Work item: Give back the full listing verbatim, apart from its images.

---------- Records provided

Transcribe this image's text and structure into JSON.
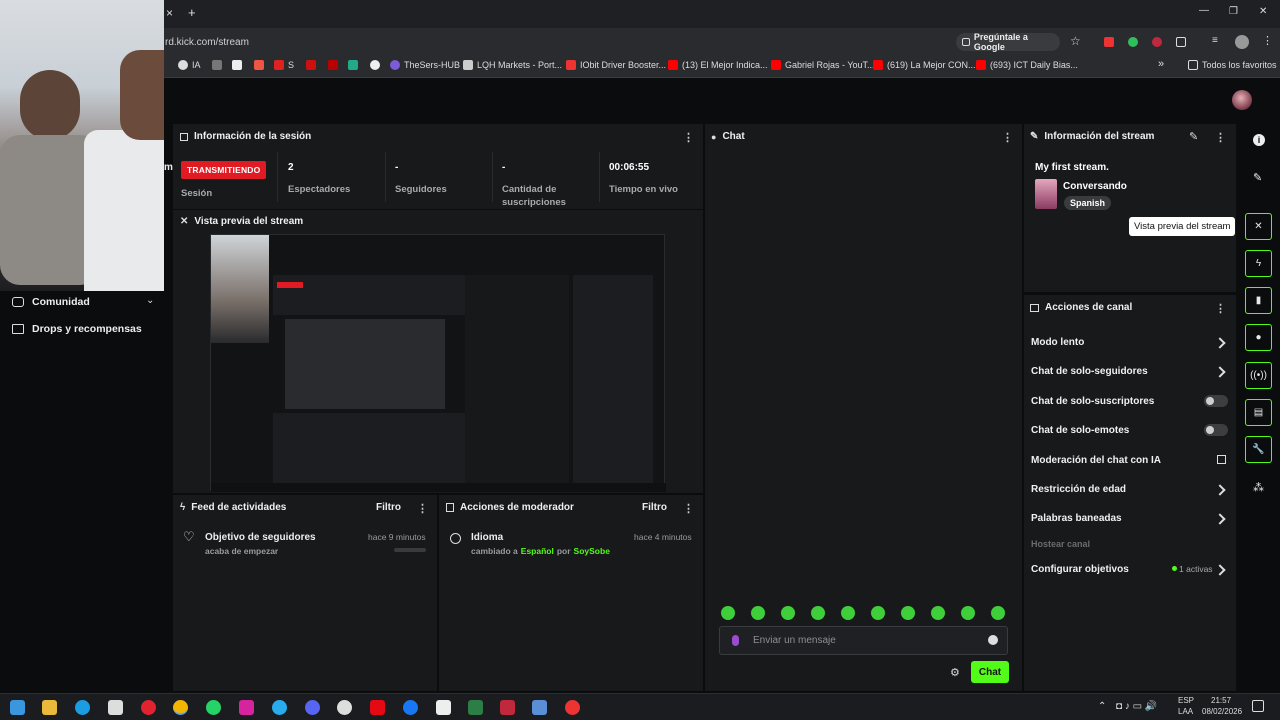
{
  "browser": {
    "tab_add": "+",
    "tab_close": "×",
    "url": "rd.kick.com/stream",
    "ask_google": "Pregúntale a Google",
    "window_controls": [
      "—",
      "❐",
      "✕"
    ],
    "bookmarks": [
      {
        "label": "IA"
      },
      {
        "label": "S"
      },
      {
        "label": "TheSers-HUB"
      },
      {
        "label": "LQH Markets - Port..."
      },
      {
        "label": "IObit Driver Booster..."
      },
      {
        "label": "(13) El Mejor Indica..."
      },
      {
        "label": "Gabriel Rojas - YouT..."
      },
      {
        "label": "(619) La Mejor CON..."
      },
      {
        "label": "(693) ICT Daily Bias..."
      }
    ],
    "bookmarks_more": "»",
    "all_favorites": "Todos los favoritos"
  },
  "sidebar": {
    "items": [
      {
        "label": "Comunidad"
      },
      {
        "label": "Drops y recompensas"
      }
    ],
    "partial_letter": "m"
  },
  "session": {
    "title": "Información de la sesión",
    "live_badge": "TRANSMITIENDO",
    "session_label": "Sesión",
    "stats": [
      {
        "value": "2",
        "label": "Espectadores"
      },
      {
        "value": "-",
        "label": "Seguidores"
      },
      {
        "value": "-",
        "label": "Cantidad de suscripciones"
      },
      {
        "value": "00:06:55",
        "label": "Tiempo en vivo"
      }
    ]
  },
  "preview": {
    "title": "Vista previa del stream"
  },
  "activity": {
    "title": "Feed de actividades",
    "filter": "Filtro",
    "items": [
      {
        "title": "Objetivo de seguidores",
        "subtitle": "acaba de empezar",
        "time": "hace 9 minutos"
      }
    ]
  },
  "moderator": {
    "title": "Acciones de moderador",
    "filter": "Filtro",
    "items": [
      {
        "title": "Idioma",
        "prefix": "cambiado a",
        "value": "Español",
        "by": "por",
        "user": "SoySobe",
        "time": "hace 4 minutos"
      }
    ]
  },
  "chat": {
    "title": "Chat",
    "input_placeholder": "Enviar un mensaje",
    "send_label": "Chat",
    "emote_count": 10,
    "colors": {
      "accent": "#53fc18"
    }
  },
  "stream_info": {
    "title": "Información del stream",
    "stream_title": "My first stream.",
    "category": "Conversando",
    "language": "Spanish"
  },
  "tooltip": "Vista previa del stream",
  "channel_actions": {
    "title": "Acciones de canal",
    "rows": [
      {
        "label": "Modo lento",
        "control": "chevron"
      },
      {
        "label": "Chat de solo-seguidores",
        "control": "chevron"
      },
      {
        "label": "Chat de solo-suscriptores",
        "control": "toggle"
      },
      {
        "label": "Chat de solo-emotes",
        "control": "toggle"
      },
      {
        "label": "Moderación del chat con IA",
        "control": "external"
      },
      {
        "label": "Restricción de edad",
        "control": "chevron"
      },
      {
        "label": "Palabras baneadas",
        "control": "chevron"
      },
      {
        "label": "Hostear canal",
        "control": "none"
      },
      {
        "label": "Configurar objetivos",
        "control": "chevron"
      }
    ],
    "goals_active": "1 activas"
  },
  "taskbar": {
    "lang": "ESP",
    "region": "LAA",
    "time": "21:57",
    "date": "08/02/2026"
  }
}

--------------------

Response to the exercise:
Transcribe this image's text and structure into JSON.
{
  "browser": {
    "tab_add": "+",
    "tab_close": "×",
    "url": "rd.kick.com/stream",
    "ask_google": "Pregúntale a Google",
    "window_controls": [
      "—",
      "❐",
      "✕"
    ],
    "bookmarks": [
      {
        "label": "IA"
      },
      {
        "label": "S"
      },
      {
        "label": "TheSers-HUB"
      },
      {
        "label": "LQH Markets - Port..."
      },
      {
        "label": "IObit Driver Booster..."
      },
      {
        "label": "(13) El Mejor Indica..."
      },
      {
        "label": "Gabriel Rojas - YouT..."
      },
      {
        "label": "(619) La Mejor CON..."
      },
      {
        "label": "(693) ICT Daily Bias..."
      }
    ],
    "bookmarks_more": "»",
    "all_favorites": "Todos los favoritos"
  },
  "sidebar": {
    "items": [
      {
        "label": "Comunidad"
      },
      {
        "label": "Drops y recompensas"
      }
    ],
    "partial_letter": "m"
  },
  "session": {
    "title": "Información de la sesión",
    "live_badge": "TRANSMITIENDO",
    "session_label": "Sesión",
    "stats": [
      {
        "value": "2",
        "label": "Espectadores"
      },
      {
        "value": "-",
        "label": "Seguidores"
      },
      {
        "value": "-",
        "label": "Cantidad de suscripciones"
      },
      {
        "value": "00:06:55",
        "label": "Tiempo en vivo"
      }
    ]
  },
  "preview": {
    "title": "Vista previa del stream"
  },
  "activity": {
    "title": "Feed de actividades",
    "filter": "Filtro",
    "items": [
      {
        "title": "Objetivo de seguidores",
        "subtitle": "acaba de empezar",
        "time": "hace 9 minutos"
      }
    ]
  },
  "moderator": {
    "title": "Acciones de moderador",
    "filter": "Filtro",
    "items": [
      {
        "title": "Idioma",
        "prefix": "cambiado a",
        "value": "Español",
        "by": "por",
        "user": "SoySobe",
        "time": "hace 4 minutos"
      }
    ]
  },
  "chat": {
    "title": "Chat",
    "input_placeholder": "Enviar un mensaje",
    "send_label": "Chat",
    "emote_count": 10,
    "colors": {
      "accent": "#53fc18"
    }
  },
  "stream_info": {
    "title": "Información del stream",
    "stream_title": "My first stream.",
    "category": "Conversando",
    "language": "Spanish"
  },
  "tooltip": "Vista previa del stream",
  "channel_actions": {
    "title": "Acciones de canal",
    "rows": [
      {
        "label": "Modo lento",
        "control": "chevron"
      },
      {
        "label": "Chat de solo-seguidores",
        "control": "chevron"
      },
      {
        "label": "Chat de solo-suscriptores",
        "control": "toggle"
      },
      {
        "label": "Chat de solo-emotes",
        "control": "toggle"
      },
      {
        "label": "Moderación del chat con IA",
        "control": "external"
      },
      {
        "label": "Restricción de edad",
        "control": "chevron"
      },
      {
        "label": "Palabras baneadas",
        "control": "chevron"
      },
      {
        "label": "Hostear canal",
        "control": "none"
      },
      {
        "label": "Configurar objetivos",
        "control": "chevron"
      }
    ],
    "goals_active": "1 activas"
  },
  "taskbar": {
    "lang": "ESP",
    "region": "LAA",
    "time": "21:57",
    "date": "08/02/2026"
  }
}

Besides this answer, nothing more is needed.